terminal plan
terminal plan

By MarEx 2018-01-29 18:26:49

Blue Atlantic of Portugal is aiming to offer one of the most efficient cargo transport routes in out out of Europe with plans for an 800-meter quay able to berth two Panamax vessels in Setubal, 40 kilometers (25 miles) south of Lisbon.

The 96-hectare Blue Atlantic Industrial & Logistics Park' position on the Atlantic Ocean is ideal for exporting along global shipping routes combined with direct road and rail connections to mainland Europe, meaning vessels don’t have to enter the Mediterranean, says project leader Fernando Fernandes.

The Port of Setubal is a maritime export hub with several specialized terminals operated by private enterprises including Sadoport, TERSADO, AutoEuropa and Sapec for handling break bulk and general cargo, ro-ro, solid and liquid bulks and containers. The location is home to three of Portugal’s top four exporters and some of the region’s largest international enterprises including Volkswagen Autoeuropa, MEGASA steel company, Navigator Papermill, a GE factory and Sapec chemical and fertilizer industries.

“The Setubal Peninsula is teaming with industrial and manufacturing businesses from cement factories to the globally renowned Lisnave Shipyard,” says Fernandes. A key factor attracting major industry to the region is the skilled local labor force and vocational training institutes. “Setubal has a population of more than 82,000 and its lively economy is powered by activity from the sea, a factor that has led to the formation of a highly skilled industrial workforce,” he said.

Setubal is also well connected to Portugal’s National Highway Network which is ranked as one of the best in the world for quality by the World Economic Forum. The Blue Atlantic site has capacity to build a private railway line operating trains up to 880 meters in length linking to the National Railway System and a new railway connection reducing transport time to Spain by around three hours. Setubal is just 600 kilometers away from Madrid, and these new and improved transport links create superb trade opportunities in the hinterland, says Fernandes.

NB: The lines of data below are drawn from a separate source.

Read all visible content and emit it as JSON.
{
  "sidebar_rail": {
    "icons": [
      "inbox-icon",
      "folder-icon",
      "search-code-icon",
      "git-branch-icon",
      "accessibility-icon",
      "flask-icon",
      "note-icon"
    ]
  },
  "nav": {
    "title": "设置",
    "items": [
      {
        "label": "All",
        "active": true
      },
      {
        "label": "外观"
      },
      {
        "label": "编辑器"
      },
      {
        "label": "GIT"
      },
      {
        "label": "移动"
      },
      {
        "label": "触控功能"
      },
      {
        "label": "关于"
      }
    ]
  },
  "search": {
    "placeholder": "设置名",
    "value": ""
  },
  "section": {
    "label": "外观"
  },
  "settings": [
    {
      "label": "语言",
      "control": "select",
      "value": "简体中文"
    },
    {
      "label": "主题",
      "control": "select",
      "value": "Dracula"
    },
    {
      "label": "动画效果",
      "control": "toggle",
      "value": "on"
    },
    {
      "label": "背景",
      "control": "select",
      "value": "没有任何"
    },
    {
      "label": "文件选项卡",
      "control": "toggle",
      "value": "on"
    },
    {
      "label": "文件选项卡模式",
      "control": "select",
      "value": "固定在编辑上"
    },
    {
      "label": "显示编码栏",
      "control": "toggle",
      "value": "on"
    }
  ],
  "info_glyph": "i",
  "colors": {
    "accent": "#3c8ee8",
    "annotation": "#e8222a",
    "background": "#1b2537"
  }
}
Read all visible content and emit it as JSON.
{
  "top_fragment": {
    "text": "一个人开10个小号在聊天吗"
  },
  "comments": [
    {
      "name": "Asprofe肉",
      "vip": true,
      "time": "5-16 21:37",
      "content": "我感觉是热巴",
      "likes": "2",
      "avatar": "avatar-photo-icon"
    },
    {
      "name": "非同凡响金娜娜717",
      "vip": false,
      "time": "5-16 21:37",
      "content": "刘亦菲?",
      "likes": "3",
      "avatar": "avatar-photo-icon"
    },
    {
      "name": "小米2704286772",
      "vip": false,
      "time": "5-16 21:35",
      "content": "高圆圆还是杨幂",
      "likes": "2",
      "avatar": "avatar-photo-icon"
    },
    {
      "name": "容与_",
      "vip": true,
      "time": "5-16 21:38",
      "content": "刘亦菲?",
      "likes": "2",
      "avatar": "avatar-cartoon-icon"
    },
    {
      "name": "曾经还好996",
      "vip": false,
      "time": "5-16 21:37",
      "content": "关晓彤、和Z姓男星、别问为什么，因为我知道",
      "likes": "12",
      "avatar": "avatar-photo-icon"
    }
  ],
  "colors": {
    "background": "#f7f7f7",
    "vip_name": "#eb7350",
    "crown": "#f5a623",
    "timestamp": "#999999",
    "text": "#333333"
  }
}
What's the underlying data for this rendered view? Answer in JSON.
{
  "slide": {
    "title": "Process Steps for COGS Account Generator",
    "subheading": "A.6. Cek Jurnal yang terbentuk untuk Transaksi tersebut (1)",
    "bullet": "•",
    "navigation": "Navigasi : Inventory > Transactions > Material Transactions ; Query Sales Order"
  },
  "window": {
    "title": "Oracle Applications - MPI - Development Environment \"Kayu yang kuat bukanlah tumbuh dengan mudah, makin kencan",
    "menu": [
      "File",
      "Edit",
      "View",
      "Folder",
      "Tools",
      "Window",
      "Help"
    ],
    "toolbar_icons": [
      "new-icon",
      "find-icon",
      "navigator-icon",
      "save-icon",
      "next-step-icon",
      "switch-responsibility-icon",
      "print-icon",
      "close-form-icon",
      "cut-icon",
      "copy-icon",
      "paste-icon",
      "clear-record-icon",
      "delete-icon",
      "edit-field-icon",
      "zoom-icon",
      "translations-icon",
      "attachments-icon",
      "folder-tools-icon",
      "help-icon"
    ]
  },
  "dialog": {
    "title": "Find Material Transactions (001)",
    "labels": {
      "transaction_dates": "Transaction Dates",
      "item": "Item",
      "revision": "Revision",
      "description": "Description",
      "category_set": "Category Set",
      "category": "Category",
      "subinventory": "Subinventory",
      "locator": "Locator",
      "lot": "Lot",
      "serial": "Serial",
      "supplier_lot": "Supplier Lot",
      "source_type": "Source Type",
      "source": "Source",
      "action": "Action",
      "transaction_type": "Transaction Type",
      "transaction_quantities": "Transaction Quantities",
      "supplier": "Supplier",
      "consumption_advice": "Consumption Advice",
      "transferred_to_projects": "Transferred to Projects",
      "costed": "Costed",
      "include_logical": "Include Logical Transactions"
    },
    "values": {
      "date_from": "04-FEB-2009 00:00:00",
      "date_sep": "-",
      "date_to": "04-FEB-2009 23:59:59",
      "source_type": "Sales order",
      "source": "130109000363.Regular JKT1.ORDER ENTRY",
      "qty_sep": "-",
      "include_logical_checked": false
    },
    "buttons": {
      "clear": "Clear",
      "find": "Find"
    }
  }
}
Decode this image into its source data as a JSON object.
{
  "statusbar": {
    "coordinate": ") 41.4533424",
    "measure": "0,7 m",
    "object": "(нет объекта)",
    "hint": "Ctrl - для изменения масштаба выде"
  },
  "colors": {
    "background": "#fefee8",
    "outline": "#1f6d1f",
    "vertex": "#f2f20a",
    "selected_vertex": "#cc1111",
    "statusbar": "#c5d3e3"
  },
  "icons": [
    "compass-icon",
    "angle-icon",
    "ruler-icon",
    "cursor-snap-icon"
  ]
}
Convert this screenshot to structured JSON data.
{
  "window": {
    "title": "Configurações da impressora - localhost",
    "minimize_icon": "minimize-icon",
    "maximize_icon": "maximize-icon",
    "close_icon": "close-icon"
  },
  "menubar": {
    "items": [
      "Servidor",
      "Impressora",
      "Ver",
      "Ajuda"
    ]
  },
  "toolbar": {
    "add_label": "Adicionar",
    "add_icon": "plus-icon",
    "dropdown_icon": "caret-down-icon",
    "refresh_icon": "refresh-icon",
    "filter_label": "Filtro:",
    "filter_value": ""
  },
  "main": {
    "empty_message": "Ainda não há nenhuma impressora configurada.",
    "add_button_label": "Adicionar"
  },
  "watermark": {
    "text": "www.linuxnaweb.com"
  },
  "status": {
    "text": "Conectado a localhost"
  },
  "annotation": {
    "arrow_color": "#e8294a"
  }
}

The port is sheltered with calm waters and a temperate climate with 300 days of sunshine a year. The port never closes ensuring maximum operational efficiency and its sandy and stable river bed is easy to modulate making maintenance cheaper than neighboring harbors.

Portugal has one of the longest maritime coasts in Europe at 942 kilometers (585 miles). Its Exclusive Economic Zone is the third largest in the European Union and 11th largest in the world. However, new proposals seek to expand this economic zone from the current 200 miles of territorial sea to cover 350 miles, which will make it the 10th largest in the world.

“The sea is regarded as a ‘national plan for the future’ and the country has a firm strategy to promote maritime transport, naval construction, fishing and fish processing, among other activities,” said Fernandes. “There has never been a better time to invest in Portugal and its key port locations such as Setubal which benefit from strong trade relationships with Spain, France, Italy, United Kingdom and Germany. We are also witnessing a surge in business activity with the CPLP countries (Community of Portuguese Speaking Countries) – which form a market of 250 million consumers. Any business looking to place their operation at Blue Atlantic could capitalize on long established trade connections with the likes of Angola and Brazil opening up gateways to broader markets across Africa and South America.”